    I am a practicing chest surgeon, a teacher and a former cancer researcher. I am also past president of the NY Cancer Society. I will not tell you that smoking is harmless and without risk, in fact one in eight hundred smokers will develop lung cancer. Asthmatics should avoid tobacco smoke. What I will say is: 1) it’s a personal choice and 2) so called second smoke (ETS) is virtually harmless. One may not like the smell but it has not been shown to cause cancer, even in bartenders. If people do not like the odor then they may go elsewhere. Those who support the ban have no right to deny 24% of the adult population their enjoyment of a popular product based on dislike, possibly hatred of smoking. This attitude is that of a bigot, akin to anti-Semitism or racism.

    To me the most offensive element of the smoking bans is the resort to science as “proving that environmental smoke, second hand smoke, causes lung cancer”. Not only is this unproven but there is abundant and substantial evidence to the contrary. It is frustrating, even insulting, for a scientist like myself to hear the bloated statistics put out by the American Cancer Society (of which I am a member) and the American Lung Association used to justify what is best described as a political agenda. Smokers enjoy smoking. Most non-smokers are neutral. Anti-smokers hate smoking. It is this last group that drives the engine of smoking bans. Smoking sections in restaurants, ventilated bars and the like have been satisfactory and used for years. To those who choose to smoke they do so at their own risk. To those eschew smoking let them patronize establishments whose owners prohibit smoking. To impose a city wide or a state wide ban is to deny people of their rights.
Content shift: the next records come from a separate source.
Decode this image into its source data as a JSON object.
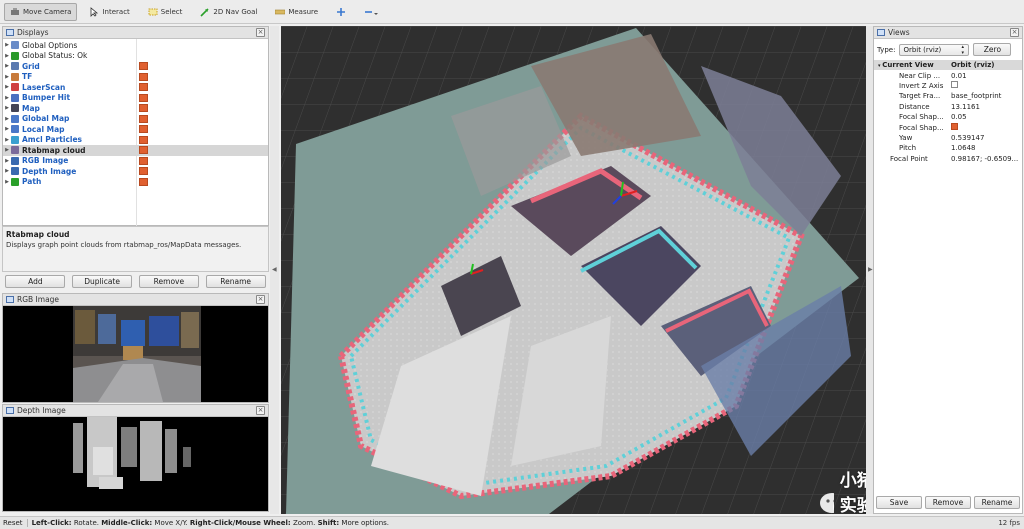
{
  "toolbar": {
    "tools": [
      {
        "label": "Move Camera",
        "icon": "move-camera-icon"
      },
      {
        "label": "Interact",
        "icon": "interact-icon"
      },
      {
        "label": "Select",
        "icon": "select-icon"
      },
      {
        "label": "2D Nav Goal",
        "icon": "nav-goal-icon"
      },
      {
        "label": "Measure",
        "icon": "measure-icon"
      }
    ],
    "extra_icons": [
      "add-icon",
      "minus-icon"
    ]
  },
  "displays": {
    "title": "Displays",
    "items": [
      {
        "label": "Global Options",
        "icon": "gear-icon",
        "checked": null,
        "style": "plain"
      },
      {
        "label": "Global Status: Ok",
        "icon": "check-icon",
        "checked": null,
        "style": "plain"
      },
      {
        "label": "Grid",
        "icon": "grid-icon",
        "checked": true,
        "style": "blue"
      },
      {
        "label": "TF",
        "icon": "tf-icon",
        "checked": true,
        "style": "blue"
      },
      {
        "label": "LaserScan",
        "icon": "laserscan-icon",
        "checked": true,
        "style": "blue"
      },
      {
        "label": "Bumper Hit",
        "icon": "pointcloud-icon",
        "checked": true,
        "style": "blue"
      },
      {
        "label": "Map",
        "icon": "map-icon",
        "checked": true,
        "style": "blue"
      },
      {
        "label": "Global Map",
        "icon": "folder-icon",
        "checked": true,
        "style": "blue"
      },
      {
        "label": "Local Map",
        "icon": "folder-icon",
        "checked": true,
        "style": "blue"
      },
      {
        "label": "Amcl Particles",
        "icon": "particles-icon",
        "checked": true,
        "style": "blue"
      },
      {
        "label": "Rtabmap cloud",
        "icon": "cloud-icon",
        "checked": true,
        "style": "selected"
      },
      {
        "label": "RGB Image",
        "icon": "image-icon",
        "checked": true,
        "style": "blue"
      },
      {
        "label": "Depth Image",
        "icon": "image-icon",
        "checked": true,
        "style": "blue"
      },
      {
        "label": "Path",
        "icon": "path-icon",
        "checked": true,
        "style": "blue"
      }
    ]
  },
  "description": {
    "title": "Rtabmap cloud",
    "text": "Displays graph point clouds from rtabmap_ros/MapData messages."
  },
  "display_buttons": {
    "add": "Add",
    "duplicate": "Duplicate",
    "remove": "Remove",
    "rename": "Rename"
  },
  "rgb_panel": {
    "title": "RGB Image"
  },
  "depth_panel": {
    "title": "Depth Image"
  },
  "views": {
    "title": "Views",
    "type_label": "Type:",
    "type_value": "Orbit (rviz)",
    "zero_label": "Zero",
    "header": {
      "key": "Current View",
      "value": "Orbit (rviz)"
    },
    "props": [
      {
        "key": "Near Clip ...",
        "value": "0.01"
      },
      {
        "key": "Invert Z Axis",
        "value": ""
      },
      {
        "key": "Target Fra...",
        "value": "base_footprint"
      },
      {
        "key": "Distance",
        "value": "13.1161"
      },
      {
        "key": "Focal Shap...",
        "value": "0.05"
      },
      {
        "key": "Focal Shap...",
        "value": ""
      },
      {
        "key": "Yaw",
        "value": "0.539147"
      },
      {
        "key": "Pitch",
        "value": "1.0648"
      },
      {
        "key": "Focal Point",
        "value": "0.98167; -0.6509..."
      }
    ],
    "buttons": {
      "save": "Save",
      "remove": "Remove",
      "rename": "Rename"
    }
  },
  "status": {
    "reset": "Reset",
    "hint_parts": [
      {
        "bold": "Left-Click:",
        "text": " Rotate. "
      },
      {
        "bold": "Middle-Click:",
        "text": " Move X/Y. "
      },
      {
        "bold": "Right-Click/Mouse Wheel:",
        "text": " Zoom. "
      },
      {
        "bold": "Shift:",
        "text": " More options."
      }
    ],
    "fps": "12 fps"
  },
  "watermark": {
    "text": "小猪实验室"
  },
  "colors": {
    "accent_blue": "#1f5fbf",
    "checkbox_orange": "#e06030",
    "scene_bg": "#2f2f2f",
    "map_floor": "#c9c9c9",
    "costmap_pink": "#e8657a",
    "costmap_cyan": "#5fd0d8",
    "grid_plane": "#7f9b96"
  }
}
    Robert E. Madden, M.D

  3. harleyrider1978
    harleyrider1978 says:

    Date: Sat, 8 Nov 2008 01:04:54 -0500

    I am a Texan for 22 years, a 36 year physician, specializing in
    emergency medicine. I am familiar with the public health science on
    second hand smoke. I can say with confidence that second hand smoke
    may irritate some, but it does not kill. Those claiming thousands of
    deaths from second hand smoke to the public are deceitful for a
    political goal.

    Public Health Studies cited by the Cancer Society and the Surgeon
    General that claim thousands of deaths from second hand smoke are
    weak, cherry-picked studies. Their supporters compound their perfidy
    by ignoring studies by the World Health Organization (Buffetta 1998
    in the Journal of the National Cancer Institute), Stranges, 2006 in
    Archives of Internal Medicine and Enstrom 2003 in The British Medical
    Journal, that show no second hand smoke effect.

    In science, one study that disproves a scientific theory is more
    important than a pile of studies that are slightly positive. Anti-
    smoking advocates and fanatics ignore that basic rule and ignore any
    study they don’t like. They are propagandists, not scientists.

    The crusaders are willing to do anything and say anything about
    second hand smoke, including making public statements about thousands
    of deaths from second hand smoke. Those claims are multifarious and
    duplicitous—they are lies. Second hand smoking, even for the spouse
    of a smoker is one cigarette or less per day—which has no effect.
    The second hand smoke scare is a phantom menace conjured up by the
    High Holy Church of Smoke Haters to support the anti smoking

    Smoking Bans violate the Ohio tradition of mind your own business.
    If the Ohio General Assembly thinks it has a role in telling people
    how to live, they should get a Divinity Degree and find a
    congregation. Folks in Ohio can easily avoid second hand smoke, and
    employment in a bar or restaurant is voluntary. Smoking is legal.
    Avoiding smoke is easy.

    John Dale Dunn MD JD

    Policy Advisor
    American Council on Science
    and Health,
    NYC, and the Heartland Institute, Chicago.

Comments are closed.